They felt like a fish out of water. They had learned to know Jesus and to give their lives to him, but the way of dressing was different, the music was different and the language was different. We expected them to jump from the shore to the boat, and I can tell you that for the most part it didn’t work and doesn’t work. Either they jumped to shore or they fell in the water (then swam to shore).
We Christians must recognize that some of us are acculturated into a church culture that has become inseparable from our expression of Christianity, where we look at Christianity through the prism of our church culture.
The burden I felt for these young people broke my heart and so, in obedience to my Lord, I always tried to bring the shore and the boat together.
I don’t want to give up the wonderful strength of being part of an established church tradition. It is built on a solid foundation. I love our inherited sacred spaces, the prayers that have been passed down from generation to generation, the feeling of being part of something continuous and eternal, and the connection I have, through the Spirit, with my brothers and sisters. in Christ. And yet, I love contemporary music, art and design, current means of expression, the internet, connectivity, the language and food of our time.
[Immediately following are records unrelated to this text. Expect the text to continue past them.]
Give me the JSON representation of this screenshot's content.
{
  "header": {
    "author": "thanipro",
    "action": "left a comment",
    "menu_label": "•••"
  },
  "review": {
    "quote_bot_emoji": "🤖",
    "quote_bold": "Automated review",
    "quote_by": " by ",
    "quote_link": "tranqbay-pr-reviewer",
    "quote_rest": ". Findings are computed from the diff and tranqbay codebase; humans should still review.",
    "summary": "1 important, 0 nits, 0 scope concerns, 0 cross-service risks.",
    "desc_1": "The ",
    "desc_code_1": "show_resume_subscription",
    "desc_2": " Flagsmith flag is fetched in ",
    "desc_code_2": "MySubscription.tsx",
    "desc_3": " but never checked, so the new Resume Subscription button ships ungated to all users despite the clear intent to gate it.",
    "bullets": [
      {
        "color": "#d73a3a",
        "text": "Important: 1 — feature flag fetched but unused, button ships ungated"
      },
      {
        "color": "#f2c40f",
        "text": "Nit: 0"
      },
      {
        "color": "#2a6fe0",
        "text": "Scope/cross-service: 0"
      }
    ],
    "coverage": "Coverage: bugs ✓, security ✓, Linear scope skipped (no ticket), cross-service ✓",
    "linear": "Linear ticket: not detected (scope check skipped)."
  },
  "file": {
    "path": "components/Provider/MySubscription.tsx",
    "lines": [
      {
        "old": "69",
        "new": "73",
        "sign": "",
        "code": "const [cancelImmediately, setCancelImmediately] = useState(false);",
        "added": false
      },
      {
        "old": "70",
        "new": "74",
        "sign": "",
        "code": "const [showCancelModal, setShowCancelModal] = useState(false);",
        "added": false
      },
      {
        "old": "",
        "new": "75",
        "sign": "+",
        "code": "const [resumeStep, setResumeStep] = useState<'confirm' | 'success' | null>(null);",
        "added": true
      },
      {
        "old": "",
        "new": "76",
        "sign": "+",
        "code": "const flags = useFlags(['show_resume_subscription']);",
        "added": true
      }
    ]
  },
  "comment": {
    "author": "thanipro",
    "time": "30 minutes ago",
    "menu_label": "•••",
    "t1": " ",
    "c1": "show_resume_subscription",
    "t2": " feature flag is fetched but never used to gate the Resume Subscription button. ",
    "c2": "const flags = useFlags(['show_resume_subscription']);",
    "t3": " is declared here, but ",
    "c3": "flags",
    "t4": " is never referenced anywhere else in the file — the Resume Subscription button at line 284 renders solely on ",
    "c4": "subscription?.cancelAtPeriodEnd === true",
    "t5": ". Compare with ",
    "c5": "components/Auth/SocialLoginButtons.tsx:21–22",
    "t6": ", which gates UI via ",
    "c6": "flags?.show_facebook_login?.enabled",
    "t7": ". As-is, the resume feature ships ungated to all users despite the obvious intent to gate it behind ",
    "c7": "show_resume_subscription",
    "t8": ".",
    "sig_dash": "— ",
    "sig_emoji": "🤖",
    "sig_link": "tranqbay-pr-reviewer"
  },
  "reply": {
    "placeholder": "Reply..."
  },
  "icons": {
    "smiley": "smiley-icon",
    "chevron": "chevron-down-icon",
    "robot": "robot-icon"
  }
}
All of us who are Christians have one foot in contemporary culture and Church culture, but to cope with the widening gap between the two, we sometimes find ourselves jumping between the two. We jump from the boat to the shore, spend some time there, then return to the boat. We go to church. We listen to “Christian” radio. We are reading a “Christian” book. Then we hop and “go” to a party or dinner with friends, watch Netflix, and read that summer novel. We live in two separate worlds.
God does not call us to live separate lives. The Kingdom of God transcends our world and we are called to be there. Jesus uses metaphors for us such as light, salt and yeast – all things that permeate and change their environment.
My calling is to bridge the gap between contemporary culture and Church culture, and I do this by bringing contemporary culture into the Church and bringing Church culture into contemporary culture – bringing the boat closer from the shore – and I can tell you that it is not. easy.
There are currents pulling on the boat. There are people in the boat with oars, rowing hard, desperately trying to keep the boat off shore, and there are people on the shore with long poles trying their best to steer the boat away!
Over the past 20 years, I have worked closely with the Bible Society and other Christian organizations on several projects aimed at bridging the gap by making the Bible accessible and in a format suitable for contemporary society. Here in Bermuda, the first thing I did in St. Mark’s was put in a huge PA system and incorporate not only modern worship songs, but also use music technology to add contemporary rhythms and sounds to our modern and traditional worship.
Reduce the gap.
We have great visuals – using designed graphics, the web, and have created high quality video content for YouTube and social media.
Reduce the gap.
We have made our Anglican liturgy accessible to children and those with learning difficulties so that they do not feel left out.
Close the gap
We have openly stated that our church is fully inclusive and welcoming.
Reduce the gap.
We write articles for the newspaper to inspire, challenge, generate discussion or bring people back to God.
Reduce the gap.
We use our skills to engage with children and young people both in our church and in our schools and youth groups.
Reduce the gap.
This is a very exciting time for St. Mark’s Church. We are a church family with a God-ordained mission to preach the gospel again to this generation – and that is exactly what we are doing.
• This was adapted from an address Reverend Gavin Tyte gave to the Bermuda Bible Society at their Annual General Meeting. Mr Tyte is the pastor of St Mark’s Anglican Church. Visit stmarks.bm